# DATA SHOWN
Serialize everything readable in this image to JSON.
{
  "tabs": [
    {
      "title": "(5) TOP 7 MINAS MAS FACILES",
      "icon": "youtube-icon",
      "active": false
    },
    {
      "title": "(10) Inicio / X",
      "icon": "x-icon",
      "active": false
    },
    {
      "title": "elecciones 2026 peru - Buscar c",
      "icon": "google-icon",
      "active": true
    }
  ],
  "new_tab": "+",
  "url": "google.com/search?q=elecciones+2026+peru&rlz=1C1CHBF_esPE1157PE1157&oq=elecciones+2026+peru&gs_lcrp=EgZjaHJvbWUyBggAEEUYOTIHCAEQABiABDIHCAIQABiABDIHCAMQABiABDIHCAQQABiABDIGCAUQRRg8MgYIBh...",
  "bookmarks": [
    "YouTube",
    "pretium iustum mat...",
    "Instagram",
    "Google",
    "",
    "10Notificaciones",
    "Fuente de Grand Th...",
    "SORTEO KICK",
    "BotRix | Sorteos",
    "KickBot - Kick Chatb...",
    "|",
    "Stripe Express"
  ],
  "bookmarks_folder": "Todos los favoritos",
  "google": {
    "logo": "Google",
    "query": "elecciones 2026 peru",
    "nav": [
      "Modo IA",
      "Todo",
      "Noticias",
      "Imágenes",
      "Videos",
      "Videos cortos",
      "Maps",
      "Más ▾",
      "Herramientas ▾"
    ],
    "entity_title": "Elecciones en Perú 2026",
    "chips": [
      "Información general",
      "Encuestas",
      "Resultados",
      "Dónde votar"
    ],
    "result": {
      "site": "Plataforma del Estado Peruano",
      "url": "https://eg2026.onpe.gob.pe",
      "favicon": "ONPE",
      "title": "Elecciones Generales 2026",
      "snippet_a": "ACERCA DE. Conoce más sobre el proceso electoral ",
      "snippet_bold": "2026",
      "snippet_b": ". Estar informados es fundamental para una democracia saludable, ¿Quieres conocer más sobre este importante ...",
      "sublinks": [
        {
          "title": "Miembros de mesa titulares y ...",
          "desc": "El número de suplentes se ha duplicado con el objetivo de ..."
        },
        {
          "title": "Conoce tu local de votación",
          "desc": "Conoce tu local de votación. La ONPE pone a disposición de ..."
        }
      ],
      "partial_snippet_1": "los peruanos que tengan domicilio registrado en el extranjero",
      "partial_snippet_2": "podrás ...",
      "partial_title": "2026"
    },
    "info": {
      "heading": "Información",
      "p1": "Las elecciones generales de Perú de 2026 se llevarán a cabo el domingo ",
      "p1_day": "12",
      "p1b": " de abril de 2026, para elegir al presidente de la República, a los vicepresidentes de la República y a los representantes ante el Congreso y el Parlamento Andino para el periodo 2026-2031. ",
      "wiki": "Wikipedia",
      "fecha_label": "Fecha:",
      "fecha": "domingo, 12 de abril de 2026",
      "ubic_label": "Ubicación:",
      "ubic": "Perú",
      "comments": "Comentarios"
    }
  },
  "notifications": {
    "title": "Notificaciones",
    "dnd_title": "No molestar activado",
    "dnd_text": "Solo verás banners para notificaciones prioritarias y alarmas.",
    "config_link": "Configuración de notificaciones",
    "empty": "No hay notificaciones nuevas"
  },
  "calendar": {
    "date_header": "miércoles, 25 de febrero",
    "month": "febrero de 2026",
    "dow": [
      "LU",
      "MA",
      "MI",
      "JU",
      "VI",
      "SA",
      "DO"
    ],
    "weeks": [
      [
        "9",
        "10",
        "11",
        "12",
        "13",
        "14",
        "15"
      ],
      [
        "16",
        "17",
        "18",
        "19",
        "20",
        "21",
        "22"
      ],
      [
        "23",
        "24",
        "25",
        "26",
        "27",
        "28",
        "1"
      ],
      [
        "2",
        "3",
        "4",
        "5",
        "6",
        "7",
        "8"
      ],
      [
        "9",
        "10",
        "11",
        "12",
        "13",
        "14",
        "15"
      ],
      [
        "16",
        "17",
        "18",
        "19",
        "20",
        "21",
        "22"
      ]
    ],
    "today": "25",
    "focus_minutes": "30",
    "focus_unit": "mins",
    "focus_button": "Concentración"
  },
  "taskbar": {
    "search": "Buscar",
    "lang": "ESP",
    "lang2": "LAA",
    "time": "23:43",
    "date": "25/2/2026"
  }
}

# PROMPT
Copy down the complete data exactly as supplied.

# SOLUTION TO THIS PROBLEM
Serialize everything readable in this image to JSON.
{
  "tabs": [
    {
      "title": "(5) TOP 7 MINAS MAS FACILES",
      "icon": "youtube-icon",
      "active": false
    },
    {
      "title": "(10) Inicio / X",
      "icon": "x-icon",
      "active": false
    },
    {
      "title": "elecciones 2026 peru - Buscar c",
      "icon": "google-icon",
      "active": true
    }
  ],
  "new_tab": "+",
  "url": "google.com/search?q=elecciones+2026+peru&rlz=1C1CHBF_esPE1157PE1157&oq=elecciones+2026+peru&gs_lcrp=EgZjaHJvbWUyBggAEEUYOTIHCAEQABiABDIHCAIQABiABDIHCAMQABiABDIHCAQQABiABDIGCAUQRRg8MgYIBh...",
  "bookmarks": [
    "YouTube",
    "pretium iustum mat...",
    "Instagram",
    "Google",
    "",
    "10Notificaciones",
    "Fuente de Grand Th...",
    "SORTEO KICK",
    "BotRix | Sorteos",
    "KickBot - Kick Chatb...",
    "|",
    "Stripe Express"
  ],
  "bookmarks_folder": "Todos los favoritos",
  "google": {
    "logo": "Google",
    "query": "elecciones 2026 peru",
    "nav": [
      "Modo IA",
      "Todo",
      "Noticias",
      "Imágenes",
      "Videos",
      "Videos cortos",
      "Maps",
      "Más ▾",
      "Herramientas ▾"
    ],
    "entity_title": "Elecciones en Perú 2026",
    "chips": [
      "Información general",
      "Encuestas",
      "Resultados",
      "Dónde votar"
    ],
    "result": {
      "site": "Plataforma del Estado Peruano",
      "url": "https://eg2026.onpe.gob.pe",
      "favicon": "ONPE",
      "title": "Elecciones Generales 2026",
      "snippet_a": "ACERCA DE. Conoce más sobre el proceso electoral ",
      "snippet_bold": "2026",
      "snippet_b": ". Estar informados es fundamental para una democracia saludable, ¿Quieres conocer más sobre este importante ...",
      "sublinks": [
        {
          "title": "Miembros de mesa titulares y ...",
          "desc": "El número de suplentes se ha duplicado con el objetivo de ..."
        },
        {
          "title": "Conoce tu local de votación",
          "desc": "Conoce tu local de votación. La ONPE pone a disposición de ..."
        }
      ],
      "partial_snippet_1": "los peruanos que tengan domicilio registrado en el extranjero",
      "partial_snippet_2": "podrás ...",
      "partial_title": "2026"
    },
    "info": {
      "heading": "Información",
      "p1": "Las elecciones generales de Perú de 2026 se llevarán a cabo el domingo ",
      "p1_day": "12",
      "p1b": " de abril de 2026, para elegir al presidente de la República, a los vicepresidentes de la República y a los representantes ante el Congreso y el Parlamento Andino para el periodo 2026-2031. ",
      "wiki": "Wikipedia",
      "fecha_label": "Fecha:",
      "fecha": "domingo, 12 de abril de 2026",
      "ubic_label": "Ubicación:",
      "ubic": "Perú",
      "comments": "Comentarios"
    }
  },
  "notifications": {
    "title": "Notificaciones",
    "dnd_title": "No molestar activado",
    "dnd_text": "Solo verás banners para notificaciones prioritarias y alarmas.",
    "config_link": "Configuración de notificaciones",
    "empty": "No hay notificaciones nuevas"
  },
  "calendar": {
    "date_header": "miércoles, 25 de febrero",
    "month": "febrero de 2026",
    "dow": [
      "LU",
      "MA",
      "MI",
      "JU",
      "VI",
      "SA",
      "DO"
    ],
    "weeks": [
      [
        "9",
        "10",
        "11",
        "12",
        "13",
        "14",
        "15"
      ],
      [
        "16",
        "17",
        "18",
        "19",
        "20",
        "21",
        "22"
      ],
      [
        "23",
        "24",
        "25",
        "26",
        "27",
        "28",
        "1"
      ],
      [
        "2",
        "3",
        "4",
        "5",
        "6",
        "7",
        "8"
      ],
      [
        "9",
        "10",
        "11",
        "12",
        "13",
        "14",
        "15"
      ],
      [
        "16",
        "17",
        "18",
        "19",
        "20",
        "21",
        "22"
      ]
    ],
    "today": "25",
    "focus_minutes": "30",
    "focus_unit": "mins",
    "focus_button": "Concentración"
  },
  "taskbar": {
    "search": "Buscar",
    "lang": "ESP",
    "lang2": "LAA",
    "time": "23:43",
    "date": "25/2/2026"
  }
}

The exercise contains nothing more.